- [TASK DIRECTIONS]
Count the lines in the data below that include the word "screenshot", then state the total and nothing besides.

- [MATERIAL FOR THIS EXERCISE]
'''
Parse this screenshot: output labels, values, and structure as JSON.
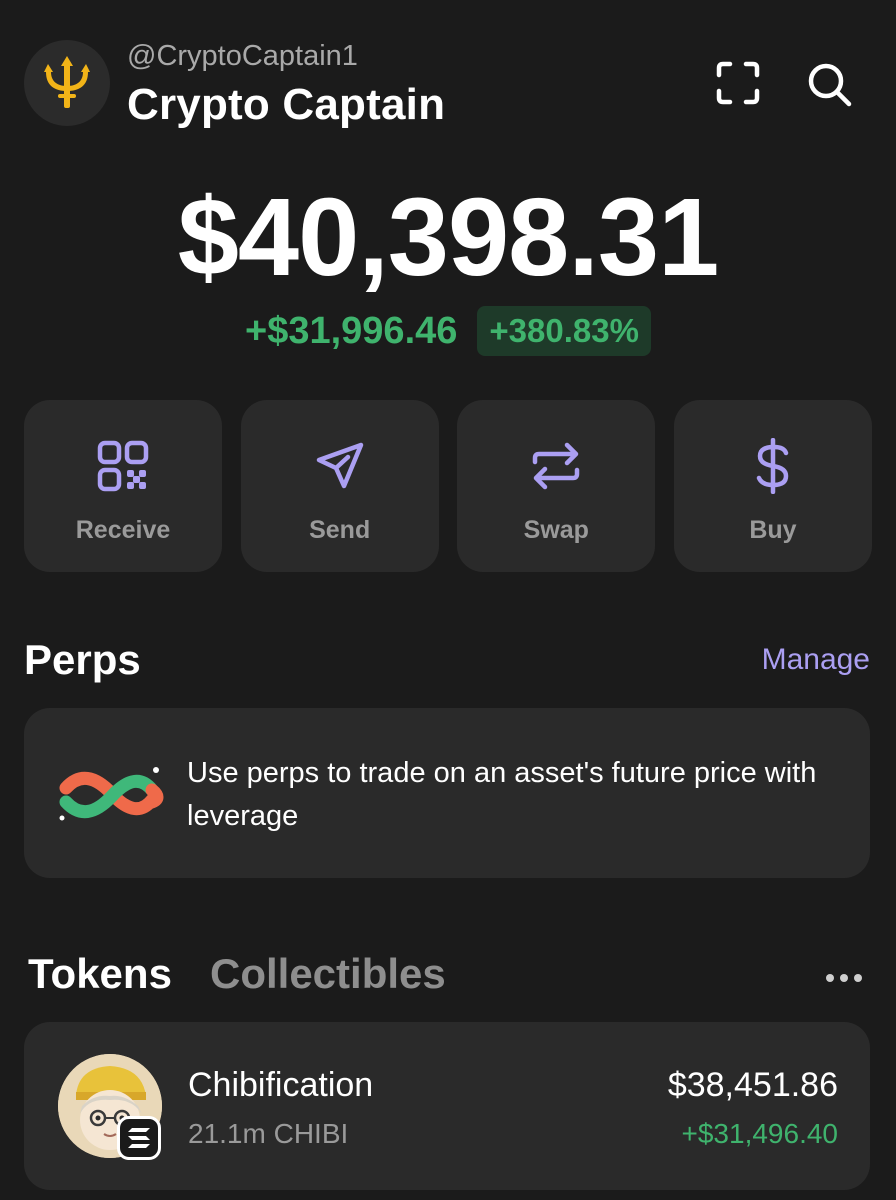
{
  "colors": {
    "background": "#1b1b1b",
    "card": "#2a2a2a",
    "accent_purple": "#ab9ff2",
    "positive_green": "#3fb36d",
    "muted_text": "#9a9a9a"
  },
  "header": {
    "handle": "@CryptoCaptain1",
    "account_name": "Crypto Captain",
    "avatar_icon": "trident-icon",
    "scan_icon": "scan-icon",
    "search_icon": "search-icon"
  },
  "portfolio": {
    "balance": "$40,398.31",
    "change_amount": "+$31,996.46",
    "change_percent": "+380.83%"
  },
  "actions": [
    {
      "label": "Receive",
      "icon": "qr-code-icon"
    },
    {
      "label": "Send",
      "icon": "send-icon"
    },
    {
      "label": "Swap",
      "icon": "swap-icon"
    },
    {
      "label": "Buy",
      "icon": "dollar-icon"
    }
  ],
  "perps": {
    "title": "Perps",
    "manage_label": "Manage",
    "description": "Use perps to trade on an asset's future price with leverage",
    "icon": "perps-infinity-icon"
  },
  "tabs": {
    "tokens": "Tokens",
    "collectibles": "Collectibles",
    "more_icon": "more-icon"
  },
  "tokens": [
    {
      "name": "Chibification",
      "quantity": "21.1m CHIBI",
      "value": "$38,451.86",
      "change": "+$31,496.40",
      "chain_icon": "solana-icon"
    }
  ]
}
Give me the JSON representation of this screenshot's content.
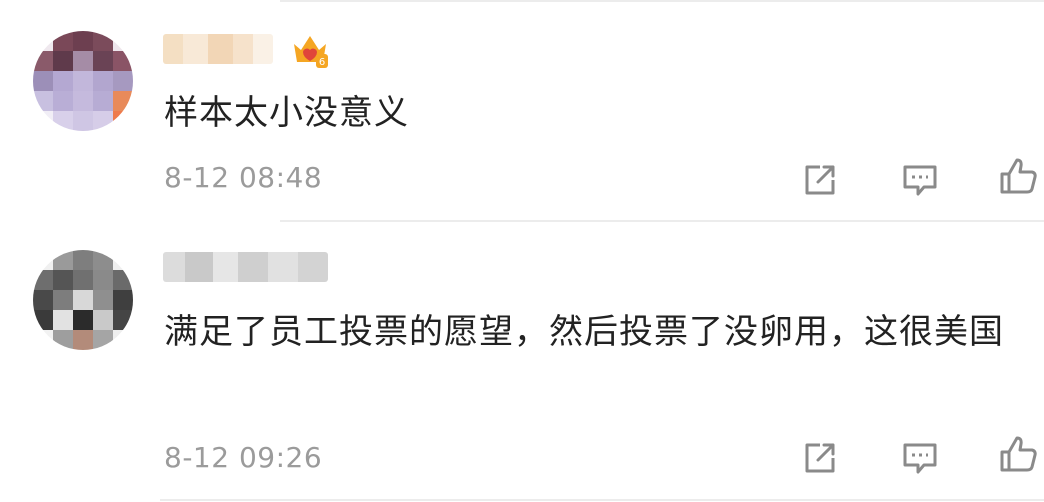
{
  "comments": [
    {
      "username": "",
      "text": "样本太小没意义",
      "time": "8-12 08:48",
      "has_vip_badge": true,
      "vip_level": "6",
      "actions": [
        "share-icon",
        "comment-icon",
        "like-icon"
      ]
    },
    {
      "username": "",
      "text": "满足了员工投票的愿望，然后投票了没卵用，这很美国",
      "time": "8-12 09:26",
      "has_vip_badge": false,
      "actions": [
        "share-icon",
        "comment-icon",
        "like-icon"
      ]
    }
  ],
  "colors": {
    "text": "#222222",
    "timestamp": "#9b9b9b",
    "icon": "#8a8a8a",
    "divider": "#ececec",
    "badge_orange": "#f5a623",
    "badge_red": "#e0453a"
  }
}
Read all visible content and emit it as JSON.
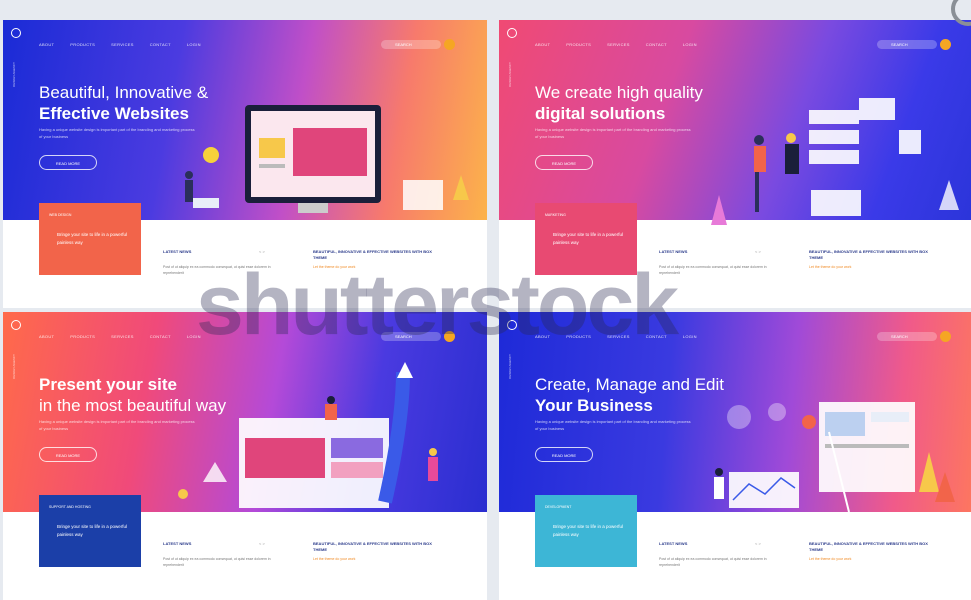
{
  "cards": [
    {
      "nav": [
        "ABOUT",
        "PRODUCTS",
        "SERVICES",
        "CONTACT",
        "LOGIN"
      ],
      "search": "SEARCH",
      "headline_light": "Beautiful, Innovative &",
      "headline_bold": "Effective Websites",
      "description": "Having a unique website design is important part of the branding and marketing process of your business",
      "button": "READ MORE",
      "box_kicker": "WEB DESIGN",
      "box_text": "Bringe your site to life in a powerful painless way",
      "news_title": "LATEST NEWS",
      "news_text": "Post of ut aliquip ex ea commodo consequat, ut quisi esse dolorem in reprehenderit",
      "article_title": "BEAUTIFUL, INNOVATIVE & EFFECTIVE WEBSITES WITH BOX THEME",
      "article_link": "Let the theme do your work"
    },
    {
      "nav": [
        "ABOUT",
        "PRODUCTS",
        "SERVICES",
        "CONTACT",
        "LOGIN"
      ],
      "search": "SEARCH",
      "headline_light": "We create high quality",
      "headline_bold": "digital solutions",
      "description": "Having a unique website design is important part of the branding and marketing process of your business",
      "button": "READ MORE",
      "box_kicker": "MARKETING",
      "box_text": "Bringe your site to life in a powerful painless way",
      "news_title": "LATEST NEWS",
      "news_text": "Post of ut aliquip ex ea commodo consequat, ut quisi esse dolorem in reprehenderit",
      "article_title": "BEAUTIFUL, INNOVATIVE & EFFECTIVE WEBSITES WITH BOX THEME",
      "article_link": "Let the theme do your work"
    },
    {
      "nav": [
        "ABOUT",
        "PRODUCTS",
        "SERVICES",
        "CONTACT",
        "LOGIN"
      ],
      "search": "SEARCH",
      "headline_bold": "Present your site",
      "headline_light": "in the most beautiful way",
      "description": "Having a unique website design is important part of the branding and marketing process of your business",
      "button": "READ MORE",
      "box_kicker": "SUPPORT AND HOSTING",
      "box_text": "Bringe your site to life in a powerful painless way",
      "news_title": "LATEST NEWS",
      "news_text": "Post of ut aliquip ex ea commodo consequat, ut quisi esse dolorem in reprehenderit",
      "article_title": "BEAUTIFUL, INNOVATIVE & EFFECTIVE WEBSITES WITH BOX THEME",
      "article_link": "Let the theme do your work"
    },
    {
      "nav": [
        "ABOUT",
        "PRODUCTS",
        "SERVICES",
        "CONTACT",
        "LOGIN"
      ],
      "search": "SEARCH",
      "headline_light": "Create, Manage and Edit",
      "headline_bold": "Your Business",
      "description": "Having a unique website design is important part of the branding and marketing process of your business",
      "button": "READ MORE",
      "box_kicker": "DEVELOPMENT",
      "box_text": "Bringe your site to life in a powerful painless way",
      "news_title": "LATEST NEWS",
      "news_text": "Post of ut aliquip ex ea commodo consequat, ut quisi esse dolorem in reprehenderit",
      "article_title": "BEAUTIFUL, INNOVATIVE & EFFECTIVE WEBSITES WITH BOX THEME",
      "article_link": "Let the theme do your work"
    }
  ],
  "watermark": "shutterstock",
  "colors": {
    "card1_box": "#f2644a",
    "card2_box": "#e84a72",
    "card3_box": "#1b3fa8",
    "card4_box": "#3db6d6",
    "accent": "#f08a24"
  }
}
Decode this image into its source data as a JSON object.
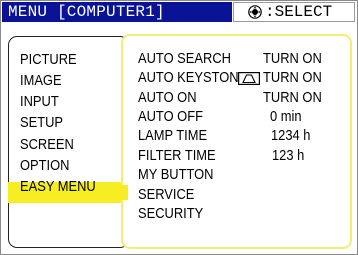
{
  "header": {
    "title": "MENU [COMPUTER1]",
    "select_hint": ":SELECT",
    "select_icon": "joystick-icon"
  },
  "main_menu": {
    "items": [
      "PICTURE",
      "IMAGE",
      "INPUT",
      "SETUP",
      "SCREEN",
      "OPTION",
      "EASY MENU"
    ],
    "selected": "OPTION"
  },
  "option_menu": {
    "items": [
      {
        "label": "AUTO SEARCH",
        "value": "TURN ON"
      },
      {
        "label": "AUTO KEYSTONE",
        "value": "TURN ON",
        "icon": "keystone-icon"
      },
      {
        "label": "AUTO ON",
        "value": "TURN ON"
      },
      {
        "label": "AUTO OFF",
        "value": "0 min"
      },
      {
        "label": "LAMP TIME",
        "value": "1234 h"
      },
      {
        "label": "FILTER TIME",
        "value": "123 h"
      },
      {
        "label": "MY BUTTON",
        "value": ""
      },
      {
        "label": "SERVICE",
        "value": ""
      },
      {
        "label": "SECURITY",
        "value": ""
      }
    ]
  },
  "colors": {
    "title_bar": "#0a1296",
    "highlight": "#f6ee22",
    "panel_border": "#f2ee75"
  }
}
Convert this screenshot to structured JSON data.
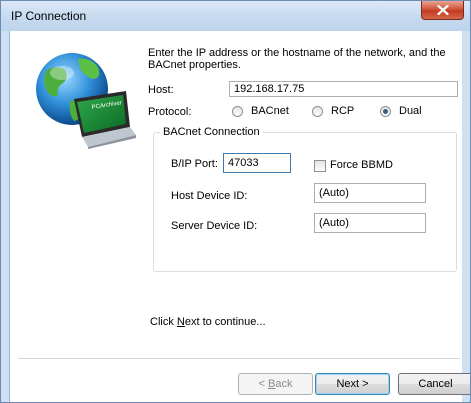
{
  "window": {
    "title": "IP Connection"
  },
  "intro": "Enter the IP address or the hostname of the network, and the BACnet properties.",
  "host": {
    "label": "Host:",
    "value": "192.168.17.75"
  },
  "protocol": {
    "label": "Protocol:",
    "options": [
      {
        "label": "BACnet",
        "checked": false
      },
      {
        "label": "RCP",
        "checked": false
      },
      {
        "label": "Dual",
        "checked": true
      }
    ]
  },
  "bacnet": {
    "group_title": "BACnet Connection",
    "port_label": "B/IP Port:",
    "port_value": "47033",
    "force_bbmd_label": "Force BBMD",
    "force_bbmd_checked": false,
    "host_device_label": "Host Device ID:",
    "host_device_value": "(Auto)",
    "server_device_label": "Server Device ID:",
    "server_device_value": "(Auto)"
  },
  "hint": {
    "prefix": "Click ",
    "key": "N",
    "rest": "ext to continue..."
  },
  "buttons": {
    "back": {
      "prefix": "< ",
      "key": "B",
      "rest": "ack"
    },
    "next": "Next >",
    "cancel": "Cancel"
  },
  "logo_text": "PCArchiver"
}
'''
- [SOLUTION BELOW]
3